In celebration of International Women's Day, I have collected quotes from the Library of Congress and National Archives from the American Suffrage Movement. These quotes include Susan B Anthony, Lucy Stone, Lucretia Mott, Elizabeth Cady Stanton and Sojourner Truth.
At the time of the civil war women were disenfranchised citizens. They could not vote, serve on a jury or hold public office. The jobs women could hold were very limited, and pay was a third to half of what men would make in the same position. All property that a married woman inherited or earned could be taken by her husband at any time for any reason. In cases of divorce and separation, the children always went to the father, regardless of the reason for the divorce. Women were blocked from higher education and could not give testimony in court. They could not preach in the churches, and were sharply criticized if unfeminine or outspoken. The only thing women could do more than men was pay taxes. If an unmarried woman or a widow inherited property, she was taxed on it, but she wasn't allowed to vote.
"No taxation without representation" became common point in the speeches and writings of the "Votes for Women" advocates. They also pointed to the Declaration of Independence and Constitution with their promises of equality and representation. They discussed the prejudices inherited from the dark ages and misuse of the Bible to justify servitude.
Most of the advocates of Women's Suffrage also fought for the rights of the newly freed slaves. Unfortunately, the fourteenth amendment that allowed black men to vote did not include votes for women. It was not until 1920 that women were finally given the vote, causing the fight for Women's Suffrage to span many generations.

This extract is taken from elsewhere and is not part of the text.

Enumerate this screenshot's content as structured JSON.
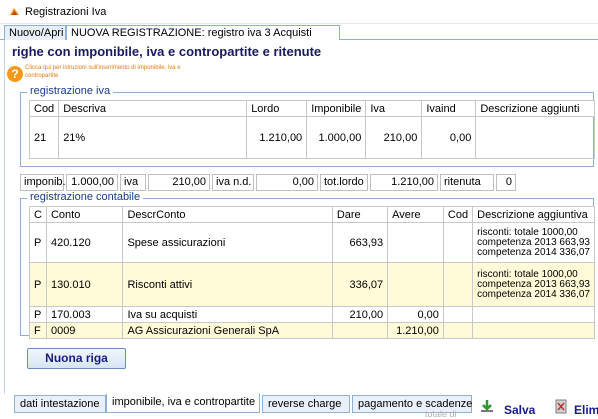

Even now, women are paid less than men for the same work. The goal of equal pay for equal work that the activists listed at the end of the Civil War still has not been achieved. Women are still a minority in elected public offices and high-paying professional work, despite having made great progress in higher education. Female preachers are still rare, and pressure to flirt or date to maintain a paying job is high. Women are still sharply criticized if unfeminine or outspoken.
Progress has been made, but it is slow progress. Like the Women's Rights Advocates of the past, we cannot give up now. If we give up, we may backslide into servitude, confinement and misery.
When I gathered the quotes from the "Votes for Women" movement, I found that some of them were still true, and some of them were more historic. It was a bit upsetting how many stories from over a hundred years ago seemed a slight variation of modern injustice.
This International Women's Day, we should remember where we came from, what our ancestors have already accomplished, and we should plan for the future, to finish their work of equality and make "a more perfect union".